• **What to produce**
Every line in the entries where "OneDrive" is found should be copied.

+++

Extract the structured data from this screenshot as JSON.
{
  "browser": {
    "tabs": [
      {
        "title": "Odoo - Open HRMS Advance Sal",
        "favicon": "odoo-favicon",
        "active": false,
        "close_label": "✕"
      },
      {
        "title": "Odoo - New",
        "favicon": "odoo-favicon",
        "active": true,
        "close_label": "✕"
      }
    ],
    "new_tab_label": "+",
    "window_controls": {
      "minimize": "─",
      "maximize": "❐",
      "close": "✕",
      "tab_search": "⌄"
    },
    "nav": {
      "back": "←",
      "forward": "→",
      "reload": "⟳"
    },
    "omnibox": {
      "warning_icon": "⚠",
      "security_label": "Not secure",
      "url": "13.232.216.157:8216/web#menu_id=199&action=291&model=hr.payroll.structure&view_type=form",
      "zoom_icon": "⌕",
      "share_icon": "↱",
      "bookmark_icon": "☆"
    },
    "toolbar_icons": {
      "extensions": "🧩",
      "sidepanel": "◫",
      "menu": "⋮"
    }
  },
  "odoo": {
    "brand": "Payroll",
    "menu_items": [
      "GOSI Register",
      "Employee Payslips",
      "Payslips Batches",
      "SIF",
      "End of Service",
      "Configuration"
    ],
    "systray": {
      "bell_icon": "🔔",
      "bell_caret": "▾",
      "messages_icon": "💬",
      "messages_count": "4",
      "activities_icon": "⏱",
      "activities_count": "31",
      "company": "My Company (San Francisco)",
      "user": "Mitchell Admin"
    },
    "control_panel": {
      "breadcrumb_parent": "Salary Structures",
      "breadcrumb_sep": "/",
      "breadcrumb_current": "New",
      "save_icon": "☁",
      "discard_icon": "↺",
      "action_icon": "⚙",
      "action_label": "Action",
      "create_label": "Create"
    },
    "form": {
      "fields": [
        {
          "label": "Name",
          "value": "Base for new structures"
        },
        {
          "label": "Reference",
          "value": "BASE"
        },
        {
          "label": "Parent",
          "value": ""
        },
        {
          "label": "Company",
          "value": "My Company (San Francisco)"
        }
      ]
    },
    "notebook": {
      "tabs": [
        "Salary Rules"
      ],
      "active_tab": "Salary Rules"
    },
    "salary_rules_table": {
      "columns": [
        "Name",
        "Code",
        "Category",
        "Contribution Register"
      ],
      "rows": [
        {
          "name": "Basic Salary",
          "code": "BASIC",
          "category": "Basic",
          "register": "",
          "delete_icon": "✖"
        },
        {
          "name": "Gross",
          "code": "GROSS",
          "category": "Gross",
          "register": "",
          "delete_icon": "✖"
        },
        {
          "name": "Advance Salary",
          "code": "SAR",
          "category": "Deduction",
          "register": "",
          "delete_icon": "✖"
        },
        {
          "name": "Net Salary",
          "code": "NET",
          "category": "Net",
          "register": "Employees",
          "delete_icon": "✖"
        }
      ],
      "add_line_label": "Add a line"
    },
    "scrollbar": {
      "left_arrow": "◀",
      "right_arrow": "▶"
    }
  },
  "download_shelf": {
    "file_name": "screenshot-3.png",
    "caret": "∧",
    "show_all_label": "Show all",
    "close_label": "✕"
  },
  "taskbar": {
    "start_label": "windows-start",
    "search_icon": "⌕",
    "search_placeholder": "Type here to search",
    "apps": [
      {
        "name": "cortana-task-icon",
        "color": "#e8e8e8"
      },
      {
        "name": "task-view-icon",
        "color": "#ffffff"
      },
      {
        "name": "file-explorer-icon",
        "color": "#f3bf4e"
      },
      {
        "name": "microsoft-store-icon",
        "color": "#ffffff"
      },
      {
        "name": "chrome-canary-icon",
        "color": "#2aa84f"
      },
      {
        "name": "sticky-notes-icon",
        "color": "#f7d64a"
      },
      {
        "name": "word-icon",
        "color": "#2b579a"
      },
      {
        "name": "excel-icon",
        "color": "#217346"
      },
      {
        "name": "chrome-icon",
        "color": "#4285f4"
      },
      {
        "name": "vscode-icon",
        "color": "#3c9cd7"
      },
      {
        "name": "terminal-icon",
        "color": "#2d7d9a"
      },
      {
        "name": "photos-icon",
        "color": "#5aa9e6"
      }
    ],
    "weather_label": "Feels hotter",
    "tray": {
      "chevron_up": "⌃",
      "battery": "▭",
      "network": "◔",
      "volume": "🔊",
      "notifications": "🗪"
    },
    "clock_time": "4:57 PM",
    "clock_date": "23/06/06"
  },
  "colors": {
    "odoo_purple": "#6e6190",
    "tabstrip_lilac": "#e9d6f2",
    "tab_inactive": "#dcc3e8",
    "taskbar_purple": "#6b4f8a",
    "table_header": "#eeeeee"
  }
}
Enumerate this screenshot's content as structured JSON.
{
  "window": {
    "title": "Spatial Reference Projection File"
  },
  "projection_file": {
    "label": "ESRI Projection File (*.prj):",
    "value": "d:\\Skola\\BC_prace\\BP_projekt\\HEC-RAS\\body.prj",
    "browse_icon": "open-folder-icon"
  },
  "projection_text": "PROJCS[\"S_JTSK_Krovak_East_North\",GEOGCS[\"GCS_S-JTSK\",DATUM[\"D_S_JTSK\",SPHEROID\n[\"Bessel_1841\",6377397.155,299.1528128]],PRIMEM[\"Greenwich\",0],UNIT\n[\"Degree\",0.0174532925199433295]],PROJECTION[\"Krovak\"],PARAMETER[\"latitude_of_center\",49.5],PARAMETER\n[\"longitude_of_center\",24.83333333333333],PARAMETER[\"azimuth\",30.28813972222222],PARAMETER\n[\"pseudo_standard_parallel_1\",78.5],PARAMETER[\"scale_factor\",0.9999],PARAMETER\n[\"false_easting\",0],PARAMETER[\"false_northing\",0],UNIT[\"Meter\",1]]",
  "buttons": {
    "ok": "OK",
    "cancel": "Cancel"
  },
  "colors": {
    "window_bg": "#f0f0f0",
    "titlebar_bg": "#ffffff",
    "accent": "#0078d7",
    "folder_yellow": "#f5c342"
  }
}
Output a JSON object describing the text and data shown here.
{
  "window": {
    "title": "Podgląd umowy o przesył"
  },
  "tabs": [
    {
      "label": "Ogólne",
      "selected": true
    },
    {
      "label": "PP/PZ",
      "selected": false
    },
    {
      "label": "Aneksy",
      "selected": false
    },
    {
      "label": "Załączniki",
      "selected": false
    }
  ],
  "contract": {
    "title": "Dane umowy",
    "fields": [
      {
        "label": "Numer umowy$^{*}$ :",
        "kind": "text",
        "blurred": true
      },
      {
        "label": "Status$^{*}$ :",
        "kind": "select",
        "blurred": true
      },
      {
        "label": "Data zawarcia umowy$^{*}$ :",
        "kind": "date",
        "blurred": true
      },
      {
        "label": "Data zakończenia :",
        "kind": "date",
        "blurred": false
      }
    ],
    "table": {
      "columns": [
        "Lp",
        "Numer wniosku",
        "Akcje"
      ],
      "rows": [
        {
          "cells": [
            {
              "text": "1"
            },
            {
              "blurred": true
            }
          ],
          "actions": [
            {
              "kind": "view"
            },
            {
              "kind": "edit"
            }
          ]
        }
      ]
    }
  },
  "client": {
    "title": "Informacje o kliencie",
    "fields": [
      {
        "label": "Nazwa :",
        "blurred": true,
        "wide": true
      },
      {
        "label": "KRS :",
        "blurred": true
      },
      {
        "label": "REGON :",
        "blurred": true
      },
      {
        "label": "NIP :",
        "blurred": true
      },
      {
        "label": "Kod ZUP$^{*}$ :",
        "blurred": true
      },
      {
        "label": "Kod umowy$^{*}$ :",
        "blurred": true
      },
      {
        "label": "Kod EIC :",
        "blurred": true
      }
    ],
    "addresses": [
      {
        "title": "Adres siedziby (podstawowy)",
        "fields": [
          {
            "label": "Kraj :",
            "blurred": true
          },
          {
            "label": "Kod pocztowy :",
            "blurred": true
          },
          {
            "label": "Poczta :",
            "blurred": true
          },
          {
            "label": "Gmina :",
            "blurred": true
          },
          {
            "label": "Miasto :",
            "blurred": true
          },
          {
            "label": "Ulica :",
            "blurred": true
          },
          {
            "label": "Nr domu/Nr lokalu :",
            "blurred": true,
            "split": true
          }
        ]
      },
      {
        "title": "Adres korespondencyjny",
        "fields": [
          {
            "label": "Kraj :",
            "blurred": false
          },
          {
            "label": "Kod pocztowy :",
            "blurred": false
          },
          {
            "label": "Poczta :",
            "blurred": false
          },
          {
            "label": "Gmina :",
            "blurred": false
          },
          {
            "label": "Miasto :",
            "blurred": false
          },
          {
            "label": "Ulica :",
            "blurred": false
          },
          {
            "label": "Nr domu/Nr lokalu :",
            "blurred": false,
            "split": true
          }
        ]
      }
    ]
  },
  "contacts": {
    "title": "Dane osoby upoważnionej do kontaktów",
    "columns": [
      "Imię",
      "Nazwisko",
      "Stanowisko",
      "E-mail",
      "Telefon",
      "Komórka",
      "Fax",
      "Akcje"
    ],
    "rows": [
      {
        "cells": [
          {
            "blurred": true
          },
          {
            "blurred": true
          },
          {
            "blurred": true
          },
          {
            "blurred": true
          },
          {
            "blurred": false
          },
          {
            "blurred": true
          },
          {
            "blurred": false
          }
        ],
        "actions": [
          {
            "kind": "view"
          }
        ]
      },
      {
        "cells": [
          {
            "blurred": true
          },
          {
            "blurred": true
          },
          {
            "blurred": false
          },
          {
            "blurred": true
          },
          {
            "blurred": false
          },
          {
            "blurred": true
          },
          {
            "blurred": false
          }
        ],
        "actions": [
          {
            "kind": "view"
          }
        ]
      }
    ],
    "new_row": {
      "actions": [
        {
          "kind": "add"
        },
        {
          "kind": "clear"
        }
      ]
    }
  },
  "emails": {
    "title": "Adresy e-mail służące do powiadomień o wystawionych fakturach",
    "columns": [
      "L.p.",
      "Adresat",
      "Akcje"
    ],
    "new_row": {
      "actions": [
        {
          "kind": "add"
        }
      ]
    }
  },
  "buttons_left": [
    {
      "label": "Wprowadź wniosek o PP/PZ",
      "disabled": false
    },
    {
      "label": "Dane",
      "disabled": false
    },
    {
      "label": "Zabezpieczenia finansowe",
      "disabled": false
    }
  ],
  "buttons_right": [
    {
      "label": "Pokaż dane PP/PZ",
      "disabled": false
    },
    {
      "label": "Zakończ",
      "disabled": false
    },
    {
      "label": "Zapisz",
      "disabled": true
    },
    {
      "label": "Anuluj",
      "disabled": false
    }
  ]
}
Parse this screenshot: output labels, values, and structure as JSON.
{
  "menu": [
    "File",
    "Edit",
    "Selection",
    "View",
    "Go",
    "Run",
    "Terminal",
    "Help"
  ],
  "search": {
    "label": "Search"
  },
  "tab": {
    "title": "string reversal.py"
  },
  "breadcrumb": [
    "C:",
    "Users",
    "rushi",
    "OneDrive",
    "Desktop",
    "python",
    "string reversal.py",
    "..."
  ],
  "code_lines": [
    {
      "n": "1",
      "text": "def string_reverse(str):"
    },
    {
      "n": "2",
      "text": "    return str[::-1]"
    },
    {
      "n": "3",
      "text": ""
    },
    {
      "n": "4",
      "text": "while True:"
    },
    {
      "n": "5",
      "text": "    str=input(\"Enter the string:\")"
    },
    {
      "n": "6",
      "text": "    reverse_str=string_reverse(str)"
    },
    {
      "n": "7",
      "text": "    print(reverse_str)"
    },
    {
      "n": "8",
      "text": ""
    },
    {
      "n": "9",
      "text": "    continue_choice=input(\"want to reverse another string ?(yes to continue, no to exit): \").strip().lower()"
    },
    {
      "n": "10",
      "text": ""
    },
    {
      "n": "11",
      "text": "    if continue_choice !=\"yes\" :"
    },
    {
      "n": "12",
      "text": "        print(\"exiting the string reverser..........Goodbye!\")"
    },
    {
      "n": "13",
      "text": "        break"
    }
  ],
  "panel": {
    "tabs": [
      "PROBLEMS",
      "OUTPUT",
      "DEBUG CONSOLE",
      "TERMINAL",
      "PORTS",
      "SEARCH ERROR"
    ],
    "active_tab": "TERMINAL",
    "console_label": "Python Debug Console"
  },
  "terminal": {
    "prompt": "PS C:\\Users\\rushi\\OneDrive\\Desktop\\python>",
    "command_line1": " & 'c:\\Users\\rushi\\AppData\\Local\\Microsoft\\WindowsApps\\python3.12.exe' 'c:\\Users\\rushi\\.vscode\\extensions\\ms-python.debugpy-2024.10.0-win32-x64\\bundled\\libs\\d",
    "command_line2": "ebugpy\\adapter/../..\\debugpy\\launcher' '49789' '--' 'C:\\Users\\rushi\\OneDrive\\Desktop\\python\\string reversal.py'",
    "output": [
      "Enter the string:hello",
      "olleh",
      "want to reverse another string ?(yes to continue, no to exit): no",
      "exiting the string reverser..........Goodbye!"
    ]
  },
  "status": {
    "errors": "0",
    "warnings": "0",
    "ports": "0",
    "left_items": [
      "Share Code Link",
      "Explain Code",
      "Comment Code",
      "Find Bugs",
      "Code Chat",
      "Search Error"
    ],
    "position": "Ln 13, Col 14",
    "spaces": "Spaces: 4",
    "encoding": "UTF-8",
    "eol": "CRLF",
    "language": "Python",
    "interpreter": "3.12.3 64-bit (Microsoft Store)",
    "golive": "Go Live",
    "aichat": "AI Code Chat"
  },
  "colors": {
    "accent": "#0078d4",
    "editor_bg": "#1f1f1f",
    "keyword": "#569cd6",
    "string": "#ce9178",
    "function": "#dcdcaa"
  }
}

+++

• **Output of the exercise**
    "OneDrive",
    "prompt": "PS C:\\Users\\rushi\\OneDrive\\Desktop\\python>",
    "command_line2": "ebugpy\\adapter/../..\\debugpy\\launcher' '49789' '--' 'C:\\Users\\rushi\\OneDrive\\Desktop\\python\\string reversal.py'",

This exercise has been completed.